Olsen said there have also been reports of the virus crossing from humans to livestock -- in particular pigs and turkeys and mostly in agricultural settings.

There have been instances "where the current pandemic virus has been isolated from pigs [the first identified at the Minnesota state fair in August], and [some] instances from turkeys. But, in all of those cases, it's quite clear that the person was the source of infection for the animals, not the other way around," Olsen said.

Several cases of pig-to-human and human-to-pig transmission of the seasonal flu have been documented but it's mostly in agricultural settings, added Dr. John Treanor, director of the infectious diseases division at the University of Rochester Medical Center in New York.

In fact, the U.S. Department of Agriculture said Wednesday that it had detected H1N1 in a commercial herd of pigs in Indiana, the AP reported. Again, both the pigs and the humans caring for them recovered from the flu, the news agency said.

According to Olsen, the livestock industry already has elaborate biosecurity precautions in place -- everything from asking about workers' health, to protective clothing, to having employees shower before entering or leaving a facility.

Although it's called the swine flu, the H1N1 virus is no longer really a pig virus. "This has been a human-adapted virus since we first recognized it in the early spring of this year," Olsen said, adding, "You absolutely cannot get it from what you eat."
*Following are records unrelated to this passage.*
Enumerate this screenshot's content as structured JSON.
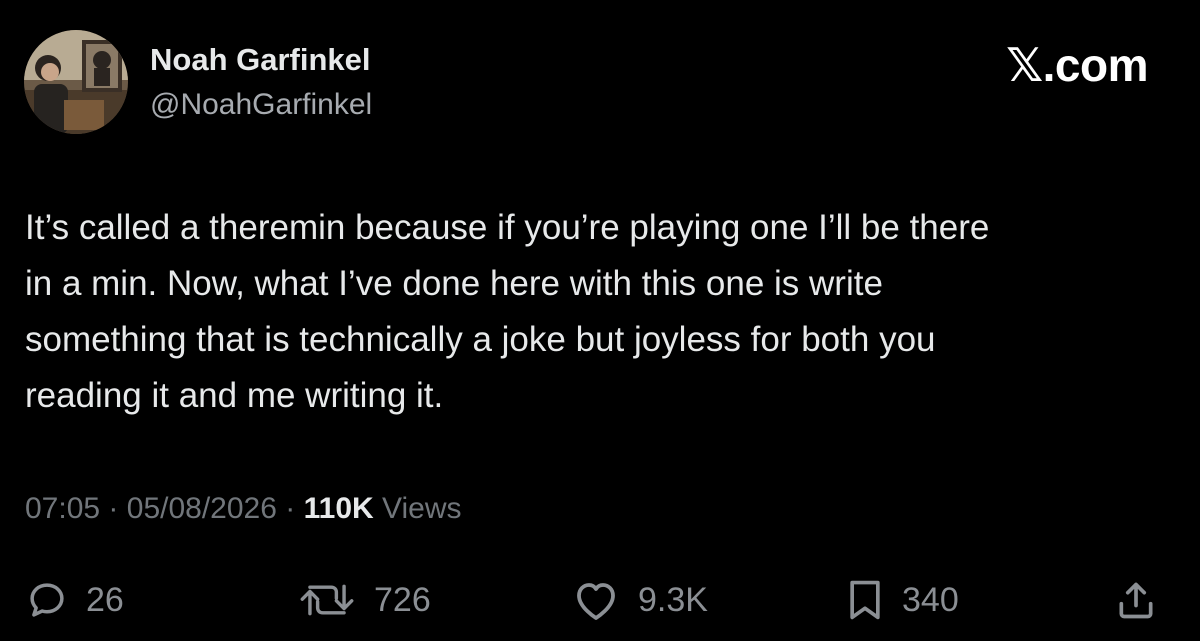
{
  "author": {
    "display_name": "Noah Garfinkel",
    "handle": "@NoahGarfinkel",
    "avatar_icon": "profile-photo-avatar"
  },
  "brand": {
    "mark": "𝕏",
    "suffix": ".com"
  },
  "tweet": {
    "lines": [
      "It’s called a theremin because if you’re playing one I’ll be there",
      "in a min. Now, what I’ve done here with this one is write",
      "something that is technically a joke but joyless for both you",
      "reading it and me writing it."
    ]
  },
  "meta": {
    "time": "07:05",
    "separator": "·",
    "date": "05/08/2026",
    "views_count": "110K",
    "views_label": "Views"
  },
  "actions": {
    "replies": {
      "icon": "reply-bubble-icon",
      "count": "26"
    },
    "reposts": {
      "icon": "repost-icon",
      "count": "726"
    },
    "likes": {
      "icon": "heart-icon",
      "count": "9.3K"
    },
    "bookmarks": {
      "icon": "bookmark-icon",
      "count": "340"
    },
    "share": {
      "icon": "share-icon"
    }
  },
  "colors": {
    "background": "#000000",
    "primary_text": "#e7e9ea",
    "secondary_text": "#71767b",
    "icon": "#8b8f94"
  }
}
And dog and cat owners don't need to take any extra precautions when it comes to the H1N1 flu, even though there have been instances of animals contracting, and sometimes even passing on, the regular seasonal flu.
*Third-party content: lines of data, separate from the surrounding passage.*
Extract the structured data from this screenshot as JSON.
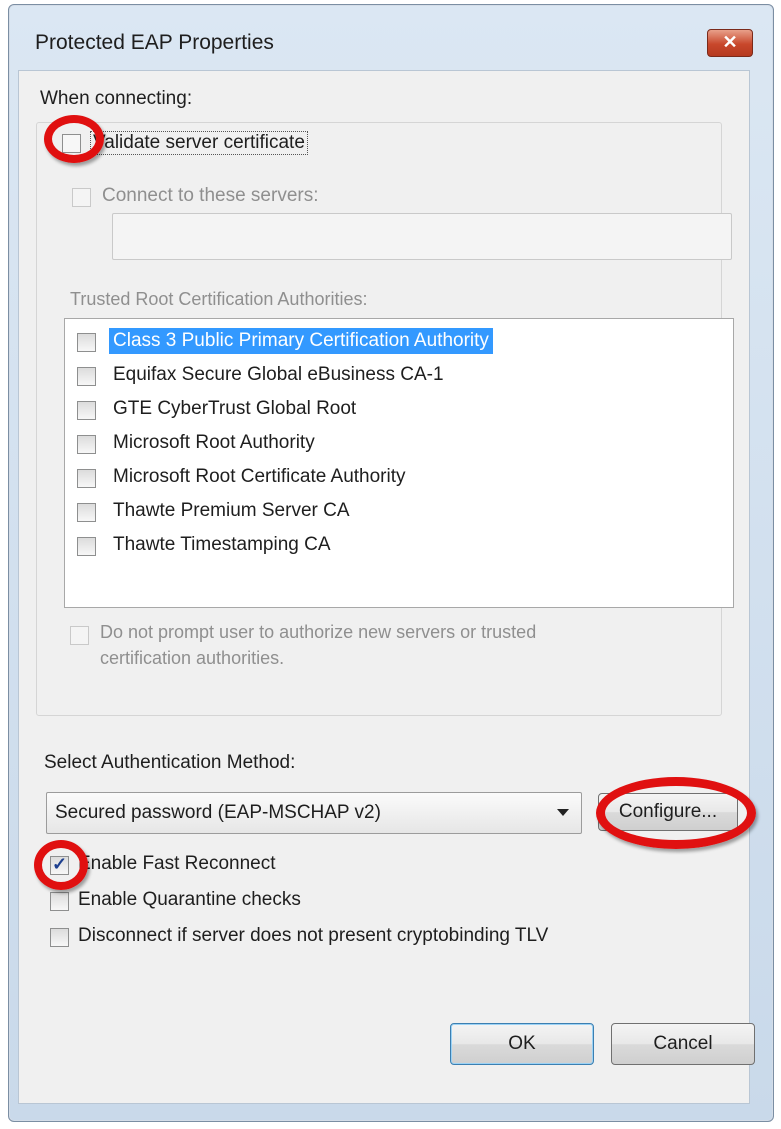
{
  "window": {
    "title": "Protected EAP Properties",
    "close_symbol": "✕"
  },
  "connecting": {
    "heading": "When connecting:",
    "validate_label": "Validate server certificate",
    "validate_checked": false,
    "connect_label": "Connect to these servers:",
    "servers_value": "",
    "trusted_label": "Trusted Root Certification Authorities:",
    "authorities": [
      {
        "label": "Class 3 Public Primary Certification Authority",
        "checked": false,
        "selected": true
      },
      {
        "label": "Equifax Secure Global eBusiness CA-1",
        "checked": false,
        "selected": false
      },
      {
        "label": "GTE CyberTrust Global Root",
        "checked": false,
        "selected": false
      },
      {
        "label": "Microsoft Root Authority",
        "checked": false,
        "selected": false
      },
      {
        "label": "Microsoft Root Certificate Authority",
        "checked": false,
        "selected": false
      },
      {
        "label": "Thawte Premium Server CA",
        "checked": false,
        "selected": false
      },
      {
        "label": "Thawte Timestamping CA",
        "checked": false,
        "selected": false
      }
    ],
    "prompt_label_line1": "Do not prompt user to authorize new servers or trusted",
    "prompt_label_line2": "certification authorities."
  },
  "auth": {
    "heading": "Select Authentication Method:",
    "method_value": "Secured password (EAP-MSCHAP v2)",
    "configure_label": "Configure...",
    "fast_reconnect_label": "Enable Fast Reconnect",
    "fast_reconnect_checked": true,
    "quarantine_label": "Enable Quarantine checks",
    "quarantine_checked": false,
    "cryptobinding_label": "Disconnect if server does not present cryptobinding TLV",
    "cryptobinding_checked": false
  },
  "buttons": {
    "ok_label": "OK",
    "cancel_label": "Cancel"
  },
  "colors": {
    "highlight_ring": "#e01010",
    "selection": "#3399ff"
  }
}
Ferrets, for instance, are generally susceptible to the seasonal flu, and the AP reported Wednesday that H1N1 infection has been confirmed in two ferrets, one in Nebraska and the other in Oregon.

"Not only can they be infected with the flu but they are clearly able to transmit the flu back to people," Treanor said. "This is how flu viruses were first discovered. They [researchers] were looking at what the cause of flu would be, back in England in the 1930s, and noticed when they infected ferrets with material from the flu lab, workers got the flu from the ferrets. That led to the discovery of the influenza as the cause of flu."
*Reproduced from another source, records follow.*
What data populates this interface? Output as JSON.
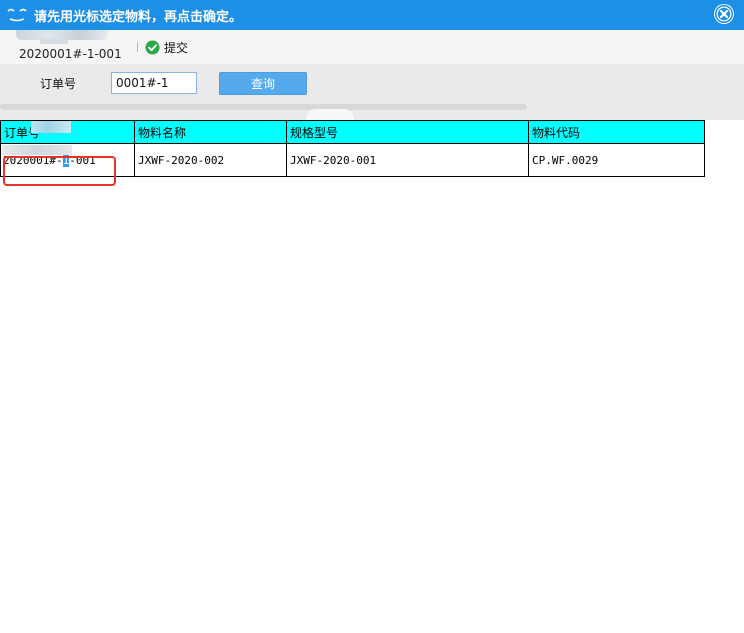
{
  "titlebar": {
    "title": "请先用光标选定物料，再点击确定。",
    "close_icon": "close-icon"
  },
  "toolbar": {
    "user_code": "2020001#-1-001",
    "submit_label": "提交",
    "submit_icon": "check-circle-icon"
  },
  "search": {
    "order_label": "订单号",
    "order_value": "0001#-1",
    "query_label": "查询"
  },
  "table": {
    "headers": [
      "订单号",
      "物料名称",
      "规格型号",
      "物料代码"
    ],
    "rows": [
      {
        "order_prefix": "2020001#-",
        "order_selected": "1",
        "order_suffix": "-001",
        "material_name": "JXWF-2020-002",
        "spec": "JXWF-2020-001",
        "material_code": "CP.WF.0029"
      }
    ]
  },
  "colors": {
    "titlebar": "#1e8fe6",
    "header_bg": "#00ffff",
    "query_button": "#54aaec",
    "highlight": "#e3342a"
  }
}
Olsen added: "There are also reports of the human influenza virus going from people to dogs but this is, again, a rare occurrence."

Dogs can get something called the canine influenza virus, but that "has adapted itself to dogs and really is a dog pathogen at this point," Olsen said. It originally came from horses and mainly affects canines in an animal shelter.

Similarly, a recently developed dog flu vaccine has nothing to do with H1N1, said Dr. Bonnie Beaver, a professor in the department of small animal clinical sciences at the Texas A&M University College of Veterinary Medicine & Biomedical Sciences. "It's for a totally separate disease. It's not something people get."

"Our concern is transmission from human-to-human but we do need to protect pigs [and turkeys]," she said.

"Each animal tends to get its own kind of flu," Treanor said.

SOURCES: Chris Olsen, D.V.M., Ph.D., professor, public health, and associate dean, academic affairs, University of Wisconsin School of Veterinary Medicine, Madison; John Treanor, M.D., professor, medicine, and director, infectious diseases division, University of Rochester Medical Center, Rochester, N.Y.; Bonnie V. Beaver, D.V.M., professor, Department of Small Animal Clinical Sciences, College of Veterinary Medicine & Biomedical Sciences, Texas A&M University, College Station; Associated Press